Hacker News new | comments | show | ask | jobs | submit login

Disagree strongly.

By killing Netscape he set back the computer industry by a decade or more. If Gates hadn't used anti-competitive tactics, and he had just accepted, say, a 60% share for Windows, we would have reached where we are much quicker.

We benefit immensely from the presence today of multiple strong operating systems, Windows, Android, iOS, MacOS, Linux, and Chrome are all great offerings that force the other players to be better.

Windows languished during its monopoly decade, and we were all stuck with it. Why did it even take until iPhone 3G for there to be a widespread online software store?
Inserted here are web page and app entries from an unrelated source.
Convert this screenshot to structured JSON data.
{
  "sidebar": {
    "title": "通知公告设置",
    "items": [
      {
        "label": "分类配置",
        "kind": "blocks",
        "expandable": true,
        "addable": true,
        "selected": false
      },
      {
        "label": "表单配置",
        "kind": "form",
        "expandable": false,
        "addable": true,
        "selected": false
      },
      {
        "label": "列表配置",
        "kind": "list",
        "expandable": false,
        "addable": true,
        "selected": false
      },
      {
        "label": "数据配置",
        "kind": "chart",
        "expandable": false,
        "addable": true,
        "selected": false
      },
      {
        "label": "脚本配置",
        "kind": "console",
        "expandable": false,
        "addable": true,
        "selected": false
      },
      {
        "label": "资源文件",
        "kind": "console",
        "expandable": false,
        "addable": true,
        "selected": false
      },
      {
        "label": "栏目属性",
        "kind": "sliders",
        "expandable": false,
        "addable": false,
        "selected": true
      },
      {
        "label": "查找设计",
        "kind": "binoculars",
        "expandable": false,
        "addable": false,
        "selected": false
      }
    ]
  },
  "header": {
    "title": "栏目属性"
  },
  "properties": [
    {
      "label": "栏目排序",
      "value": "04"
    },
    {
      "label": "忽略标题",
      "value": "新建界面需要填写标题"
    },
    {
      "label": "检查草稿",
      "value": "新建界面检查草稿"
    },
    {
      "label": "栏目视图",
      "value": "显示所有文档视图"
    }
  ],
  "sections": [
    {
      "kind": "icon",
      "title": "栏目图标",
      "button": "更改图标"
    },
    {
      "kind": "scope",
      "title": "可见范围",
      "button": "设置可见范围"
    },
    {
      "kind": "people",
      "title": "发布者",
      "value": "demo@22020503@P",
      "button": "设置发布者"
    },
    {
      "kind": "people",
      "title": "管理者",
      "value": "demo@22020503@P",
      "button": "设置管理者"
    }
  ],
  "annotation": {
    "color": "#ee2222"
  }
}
Because Microsoft profited from Office being the biggest, most profitable box on a shelf with a bunch of other boxes, and having that boxed software be the only place you could direct your attention on a PC. Steve Jobs could start an online software store because Apple was barely selling any software. They had nothing to lose. Gates had the world to lose.

Look at where peoples' attention goes today. That's what Netscape was promising. Now imagine if Gates had let that happen in 1995.

And Word and Excel were clones of existing software. Microsoft had about as much positive impact on the tech industry as Baidu is having now. Baidu probably has more users than Gates ever had.




1. Even a monopoly provides social value, though not as much as competitive market. See: http://www.csun.edu/~hceco008/c11d.htm

2. I'm sure Microsoft's competitive tactics had something to do with it, but it also sounds like Netscape had it's own problems: https://www.quora.com/Why-did-Netscape-lose-ground-to-IE


Almost every comment you're leaving here seems based on a Just World Fallacy, which is very close to survivor bias. It's easy but misleading to look back at the good aspects of the past and derive a teleological theory that ignores opportunity costs.




Guidelines | FAQ | Support | API | Security | Lists | Bookmarklet | Legal | Apply to YC | Contact

Search: